### TASK TO COMPLETE
Each entry below has to be written out again exactly.

### MATERIAL SHOWN
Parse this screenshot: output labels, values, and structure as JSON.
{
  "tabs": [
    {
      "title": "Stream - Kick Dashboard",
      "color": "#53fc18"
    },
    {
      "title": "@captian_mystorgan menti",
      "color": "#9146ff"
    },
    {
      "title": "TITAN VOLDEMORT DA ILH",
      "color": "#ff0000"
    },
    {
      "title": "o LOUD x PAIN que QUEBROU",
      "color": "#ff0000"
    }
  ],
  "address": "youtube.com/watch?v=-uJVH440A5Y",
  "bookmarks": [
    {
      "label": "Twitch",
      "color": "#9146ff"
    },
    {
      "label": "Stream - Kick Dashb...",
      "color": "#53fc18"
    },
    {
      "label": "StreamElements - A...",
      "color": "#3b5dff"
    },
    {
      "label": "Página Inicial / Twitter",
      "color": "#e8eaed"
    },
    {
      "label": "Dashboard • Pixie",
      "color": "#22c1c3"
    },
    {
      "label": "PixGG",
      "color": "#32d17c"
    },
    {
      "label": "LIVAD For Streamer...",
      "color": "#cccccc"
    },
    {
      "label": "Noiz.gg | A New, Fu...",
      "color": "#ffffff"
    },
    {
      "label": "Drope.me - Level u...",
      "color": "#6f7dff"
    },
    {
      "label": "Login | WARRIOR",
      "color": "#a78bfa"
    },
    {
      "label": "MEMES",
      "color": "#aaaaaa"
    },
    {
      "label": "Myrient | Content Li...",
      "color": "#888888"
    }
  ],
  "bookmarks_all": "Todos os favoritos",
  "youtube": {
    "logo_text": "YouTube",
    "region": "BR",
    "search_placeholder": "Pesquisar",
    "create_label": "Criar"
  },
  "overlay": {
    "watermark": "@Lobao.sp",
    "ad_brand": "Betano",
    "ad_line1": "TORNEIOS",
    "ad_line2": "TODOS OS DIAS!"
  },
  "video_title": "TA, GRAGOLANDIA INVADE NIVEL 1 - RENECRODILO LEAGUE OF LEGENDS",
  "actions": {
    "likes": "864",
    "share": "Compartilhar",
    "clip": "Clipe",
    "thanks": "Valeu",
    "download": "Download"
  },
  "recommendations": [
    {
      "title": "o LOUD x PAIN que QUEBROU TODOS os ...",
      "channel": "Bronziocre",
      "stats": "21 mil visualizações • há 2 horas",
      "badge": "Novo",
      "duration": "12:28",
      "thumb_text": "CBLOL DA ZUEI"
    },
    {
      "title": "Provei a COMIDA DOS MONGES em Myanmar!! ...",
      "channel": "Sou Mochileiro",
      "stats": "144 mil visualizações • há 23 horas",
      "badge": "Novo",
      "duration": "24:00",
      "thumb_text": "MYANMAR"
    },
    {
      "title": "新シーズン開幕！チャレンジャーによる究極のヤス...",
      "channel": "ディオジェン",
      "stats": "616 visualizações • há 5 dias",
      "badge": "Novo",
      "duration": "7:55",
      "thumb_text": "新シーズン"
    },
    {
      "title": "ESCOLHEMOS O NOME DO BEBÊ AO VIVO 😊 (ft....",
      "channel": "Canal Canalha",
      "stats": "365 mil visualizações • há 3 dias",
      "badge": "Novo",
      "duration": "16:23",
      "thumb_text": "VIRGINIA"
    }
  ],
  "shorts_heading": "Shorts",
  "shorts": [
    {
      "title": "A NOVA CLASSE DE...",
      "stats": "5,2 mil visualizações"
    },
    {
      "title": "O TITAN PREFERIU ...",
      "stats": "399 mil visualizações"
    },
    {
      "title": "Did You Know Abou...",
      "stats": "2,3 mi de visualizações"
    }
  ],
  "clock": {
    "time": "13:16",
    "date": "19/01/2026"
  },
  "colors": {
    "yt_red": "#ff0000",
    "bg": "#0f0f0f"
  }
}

### WORKED SOLUTION
Parse this screenshot: output labels, values, and structure as JSON.
{
  "tabs": [
    {
      "title": "Stream - Kick Dashboard",
      "color": "#53fc18"
    },
    {
      "title": "@captian_mystorgan menti",
      "color": "#9146ff"
    },
    {
      "title": "TITAN VOLDEMORT DA ILH",
      "color": "#ff0000"
    },
    {
      "title": "o LOUD x PAIN que QUEBROU",
      "color": "#ff0000"
    }
  ],
  "address": "youtube.com/watch?v=-uJVH440A5Y",
  "bookmarks": [
    {
      "label": "Twitch",
      "color": "#9146ff"
    },
    {
      "label": "Stream - Kick Dashb...",
      "color": "#53fc18"
    },
    {
      "label": "StreamElements - A...",
      "color": "#3b5dff"
    },
    {
      "label": "Página Inicial / Twitter",
      "color": "#e8eaed"
    },
    {
      "label": "Dashboard • Pixie",
      "color": "#22c1c3"
    },
    {
      "label": "PixGG",
      "color": "#32d17c"
    },
    {
      "label": "LIVAD For Streamer...",
      "color": "#cccccc"
    },
    {
      "label": "Noiz.gg | A New, Fu...",
      "color": "#ffffff"
    },
    {
      "label": "Drope.me - Level u...",
      "color": "#6f7dff"
    },
    {
      "label": "Login | WARRIOR",
      "color": "#a78bfa"
    },
    {
      "label": "MEMES",
      "color": "#aaaaaa"
    },
    {
      "label": "Myrient | Content Li...",
      "color": "#888888"
    }
  ],
  "bookmarks_all": "Todos os favoritos",
  "youtube": {
    "logo_text": "YouTube",
    "region": "BR",
    "search_placeholder": "Pesquisar",
    "create_label": "Criar"
  },
  "overlay": {
    "watermark": "@Lobao.sp",
    "ad_brand": "Betano",
    "ad_line1": "TORNEIOS",
    "ad_line2": "TODOS OS DIAS!"
  },
  "video_title": "TA, GRAGOLANDIA INVADE NIVEL 1 - RENECRODILO LEAGUE OF LEGENDS",
  "actions": {
    "likes": "864",
    "share": "Compartilhar",
    "clip": "Clipe",
    "thanks": "Valeu",
    "download": "Download"
  },
  "recommendations": [
    {
      "title": "o LOUD x PAIN que QUEBROU TODOS os ...",
      "channel": "Bronziocre",
      "stats": "21 mil visualizações • há 2 horas",
      "badge": "Novo",
      "duration": "12:28",
      "thumb_text": "CBLOL DA ZUEI"
    },
    {
      "title": "Provei a COMIDA DOS MONGES em Myanmar!! ...",
      "channel": "Sou Mochileiro",
      "stats": "144 mil visualizações • há 23 horas",
      "badge": "Novo",
      "duration": "24:00",
      "thumb_text": "MYANMAR"
    },
    {
      "title": "新シーズン開幕！チャレンジャーによる究極のヤス...",
      "channel": "ディオジェン",
      "stats": "616 visualizações • há 5 dias",
      "badge": "Novo",
      "duration": "7:55",
      "thumb_text": "新シーズン"
    },
    {
      "title": "ESCOLHEMOS O NOME DO BEBÊ AO VIVO 😊 (ft....",
      "channel": "Canal Canalha",
      "stats": "365 mil visualizações • há 3 dias",
      "badge": "Novo",
      "duration": "16:23",
      "thumb_text": "VIRGINIA"
    }
  ],
  "shorts_heading": "Shorts",
  "shorts": [
    {
      "title": "A NOVA CLASSE DE...",
      "stats": "5,2 mil visualizações"
    },
    {
      "title": "O TITAN PREFERIU ...",
      "stats": "399 mil visualizações"
    },
    {
      "title": "Did You Know Abou...",
      "stats": "2,3 mi de visualizações"
    }
  ],
  "clock": {
    "time": "13:16",
    "date": "19/01/2026"
  },
  "colors": {
    "yt_red": "#ff0000",
    "bg": "#0f0f0f"
  }
}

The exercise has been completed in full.